When Peter saw Jesus, it was crystal-clear to him that this was the Messiah.
Our faith never quite seems that clear to us, does it? Sometimes it can seem like we’re looking through a clouded glass. Sometimes the work of God doesn’t seem very clear to us at all.
But our problem is, when we can clearly see God, we often we confuse that with God being invisible; or even worse, not even present.
One of my very favorite questions to ask any group is “Where have you seen God today?” The first time I ask that question, there is usually a confused silence; as in “I was supposed to see God today?”
An important part of any growing faith is developing the practice of looking and seeing what God is up to on any given day.

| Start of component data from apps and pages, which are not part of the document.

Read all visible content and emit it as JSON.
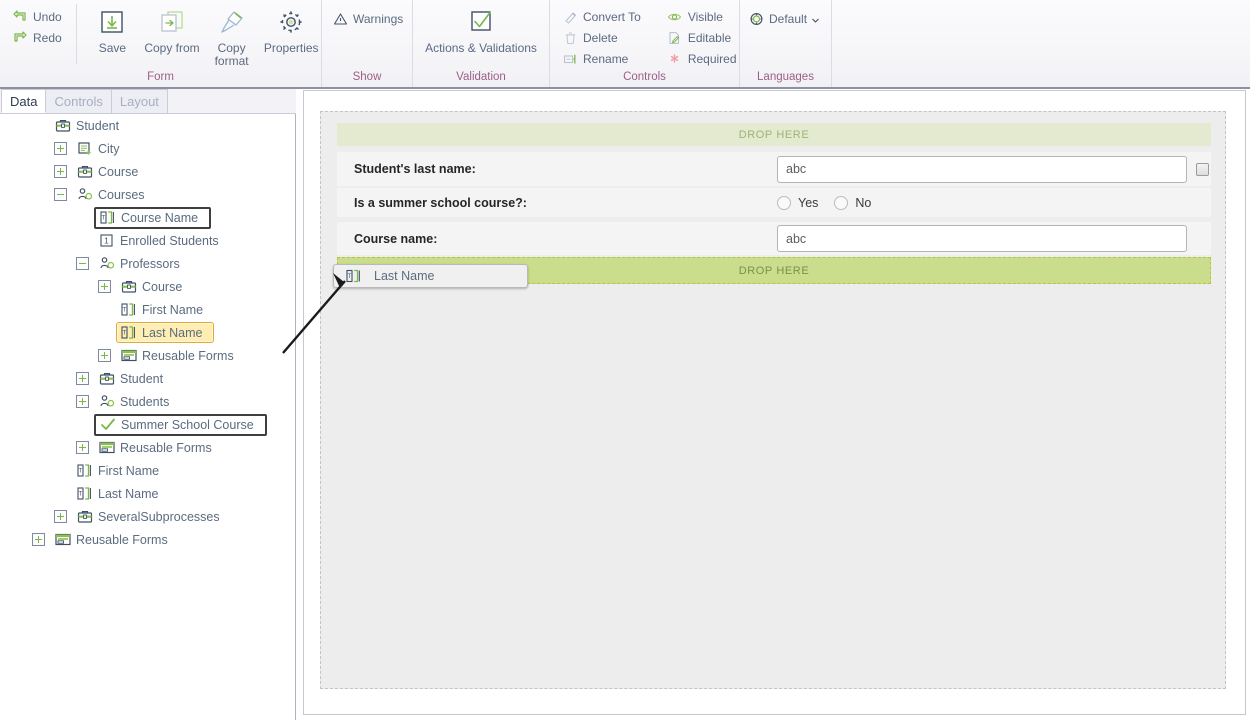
{
  "ribbon": {
    "groups": [
      {
        "name": "form",
        "title": "Form",
        "small_commands": [
          {
            "label": "Undo",
            "icon": "undo-icon"
          },
          {
            "label": "Redo",
            "icon": "redo-icon"
          }
        ],
        "big_commands": [
          {
            "label": "Save",
            "icon": "save-icon"
          },
          {
            "label": "Copy from",
            "icon": "copy-from-icon"
          },
          {
            "label": "Copy format",
            "icon": "copy-format-icon"
          },
          {
            "label": "Properties",
            "icon": "gear-icon"
          }
        ]
      },
      {
        "name": "show",
        "title": "Show",
        "small_commands": [
          {
            "label": "Warnings",
            "icon": "warning-triangle-icon"
          }
        ],
        "big_commands": []
      },
      {
        "name": "validation",
        "title": "Validation",
        "small_commands": [],
        "big_commands": [
          {
            "label": "Actions & Validations",
            "icon": "checkmark-box-icon"
          }
        ]
      },
      {
        "name": "controls",
        "title": "Controls",
        "small_commands": [
          {
            "label": "Convert To",
            "icon": "convert-to-icon"
          },
          {
            "label": "Delete",
            "icon": "trash-icon"
          },
          {
            "label": "Rename",
            "icon": "rename-icon"
          }
        ],
        "small_commands2": [
          {
            "label": "Visible",
            "icon": "eye-icon"
          },
          {
            "label": "Editable",
            "icon": "pencil-page-icon"
          },
          {
            "label": "Required",
            "icon": "asterisk-icon"
          }
        ],
        "big_commands": []
      },
      {
        "name": "languages",
        "title": "Languages",
        "small_commands": [
          {
            "label": "Default",
            "icon": "globe-icon",
            "has_dropdown": true
          }
        ],
        "big_commands": []
      }
    ]
  },
  "left_panel": {
    "tabs": [
      {
        "label": "Data",
        "active": true
      },
      {
        "label": "Controls",
        "active": false
      },
      {
        "label": "Layout",
        "active": false
      }
    ],
    "tree": [
      {
        "label": "Student",
        "depth": 0,
        "expander": "none",
        "icon": "briefcase-icon",
        "state": "normal"
      },
      {
        "label": "City",
        "depth": 1,
        "expander": "plus",
        "icon": "document-add-icon",
        "state": "normal"
      },
      {
        "label": "Course",
        "depth": 1,
        "expander": "plus",
        "icon": "briefcase-icon",
        "state": "normal"
      },
      {
        "label": "Courses",
        "depth": 1,
        "expander": "minus",
        "icon": "collection-icon",
        "state": "normal"
      },
      {
        "label": "Course Name",
        "depth": 2,
        "expander": "none",
        "icon": "text-field-icon",
        "state": "boxed"
      },
      {
        "label": "Enrolled Students",
        "depth": 2,
        "expander": "none",
        "icon": "number-field-icon",
        "state": "normal"
      },
      {
        "label": "Professors",
        "depth": 2,
        "expander": "minus",
        "icon": "collection-icon",
        "state": "normal"
      },
      {
        "label": "Course",
        "depth": 3,
        "expander": "plus",
        "icon": "briefcase-icon",
        "state": "normal"
      },
      {
        "label": "First Name",
        "depth": 3,
        "expander": "none",
        "icon": "text-field-icon",
        "state": "normal"
      },
      {
        "label": "Last Name",
        "depth": 3,
        "expander": "none",
        "icon": "text-field-icon",
        "state": "selected"
      },
      {
        "label": "Reusable Forms",
        "depth": 3,
        "expander": "plus",
        "icon": "form-icon",
        "state": "normal"
      },
      {
        "label": "Student",
        "depth": 2,
        "expander": "plus",
        "icon": "briefcase-icon",
        "state": "normal"
      },
      {
        "label": "Students",
        "depth": 2,
        "expander": "plus",
        "icon": "collection-icon",
        "state": "normal"
      },
      {
        "label": "Summer School Course",
        "depth": 2,
        "expander": "none",
        "icon": "checkmark-icon",
        "state": "boxed"
      },
      {
        "label": "Reusable Forms",
        "depth": 2,
        "expander": "plus",
        "icon": "form-icon",
        "state": "normal"
      },
      {
        "label": "First Name",
        "depth": 1,
        "expander": "none",
        "icon": "text-field-icon",
        "state": "normal"
      },
      {
        "label": "Last Name",
        "depth": 1,
        "expander": "none",
        "icon": "text-field-icon",
        "state": "normal"
      },
      {
        "label": "SeveralSubprocesses",
        "depth": 1,
        "expander": "plus",
        "icon": "briefcase-icon",
        "state": "normal"
      },
      {
        "label": "Reusable Forms",
        "depth": 0,
        "expander": "plus",
        "icon": "form-icon",
        "state": "normal"
      }
    ]
  },
  "designer": {
    "drop_top_label": "DROP HERE",
    "drop_bottom_label": "DROP HERE",
    "rows": [
      {
        "label": "Student's last name:",
        "control": "textbox",
        "value": "abc",
        "has_checkbox": true
      },
      {
        "label": "Is a summer school course?:",
        "control": "radio",
        "options": [
          "Yes",
          "No"
        ]
      },
      {
        "label": "Course name:",
        "control": "textbox",
        "value": "abc",
        "has_checkbox": false
      }
    ]
  },
  "drag_ghost": {
    "label": "Last Name",
    "icon": "text-field-icon"
  },
  "colors": {
    "accent_green": "#7ab648",
    "drop_band_light": "#e3ead0",
    "drop_band_active": "#cadd8d",
    "selection_yellow": "#ffeeb4",
    "group_title": "#9c5f87",
    "text_blue": "#5b6b80"
  }
}
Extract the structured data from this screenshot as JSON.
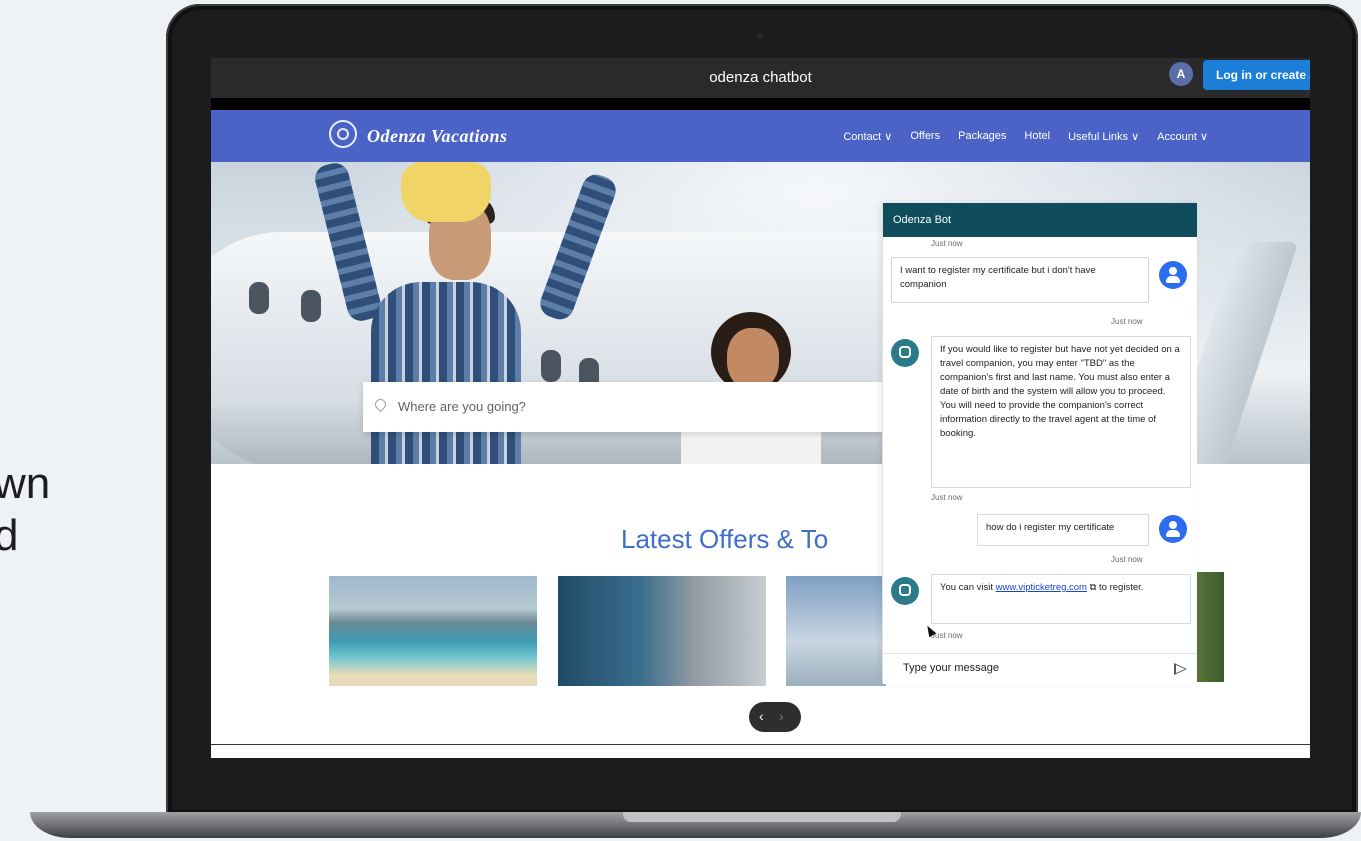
{
  "side_text": [
    "wn",
    "d"
  ],
  "browser": {
    "title": "odenza chatbot",
    "avatar_letter": "A",
    "login_label": "Log in or create a"
  },
  "site": {
    "brand": "Odenza Vacations",
    "nav": [
      "Contact ∨",
      "Offers",
      "Packages",
      "Hotel",
      "Useful Links ∨",
      "Account ∨"
    ],
    "search_placeholder": "Where are you going?",
    "offers_title": "Latest Offers & To"
  },
  "chat": {
    "header": "Odenza Bot",
    "messages": [
      {
        "from": "ts",
        "text": "Just now"
      },
      {
        "from": "user",
        "text": "I want to register my certificate but i don't have companion"
      },
      {
        "from": "ts",
        "text": "Just now"
      },
      {
        "from": "bot",
        "text": "If you would like to register but have not yet decided on a travel companion, you may enter \"TBD\" as the companion's first and last name. You must also enter a date of birth and the system will allow you to proceed. You will need to provide the companion's correct information directly to the travel agent at the time of booking."
      },
      {
        "from": "ts",
        "text": "Just now"
      },
      {
        "from": "user",
        "text": "how do i register my certificate"
      },
      {
        "from": "ts",
        "text": "Just now"
      },
      {
        "from": "bot",
        "text_before": "You can visit ",
        "link": "www.vipticketreg.com",
        "text_after": " ⧉ to register."
      },
      {
        "from": "ts",
        "text": "Just now"
      }
    ],
    "input_placeholder": "Type your message"
  },
  "pager": {
    "prev": "‹",
    "next": "›"
  },
  "colors": {
    "nav": "#4b63c7",
    "chat_header": "#0f4c5c",
    "login": "#1c7ed6",
    "accent_title": "#3e6fc9"
  }
}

It’s often in the small and insignificant moments; it was in listening to Chris, our jr. high youth minister describe the conversation in the jr. high book study group last week. It was deep and rich. Clearly, God was in their midst.
It was in watching Kathy, a Trinity member, greet a family with their baby who came Friday afternoon to pick up food from the Wildcat Pantry. That was a beautiful moment of welcome and hospitality.
It was in listening to a presentation about the work of the Owatonna Crisis Resource Center last week to our Outreach Commission. Powerful stuff is happening there!
Jesus is present and at work, if we can just open our eyes and look through life’s storms to see. Try it this week: At the end of every day, just ask yourself, “where did I see God at work today?”
And as confident as Peter was when he saw Jesus standing in the storm, we can be as confident in the presence of Christ in this church…in this community…in the world.
Fear can lead to anxiety, which can shut us down emotionally, spiritually and even physically.
But being confident in who we are as beloved children of God, and being confident in who Jesus is as Savior…this gives us all we need not just to live, but to overcome our fears; to live bold lives; to live as people who can step out of the boat; to live as people who can walk on the water.
Remember who you are. You are a beloved child of God. Know who Jesus is. He is your Savior. And he calls you to step beyond your fear, to step out of the boat and to walk with him.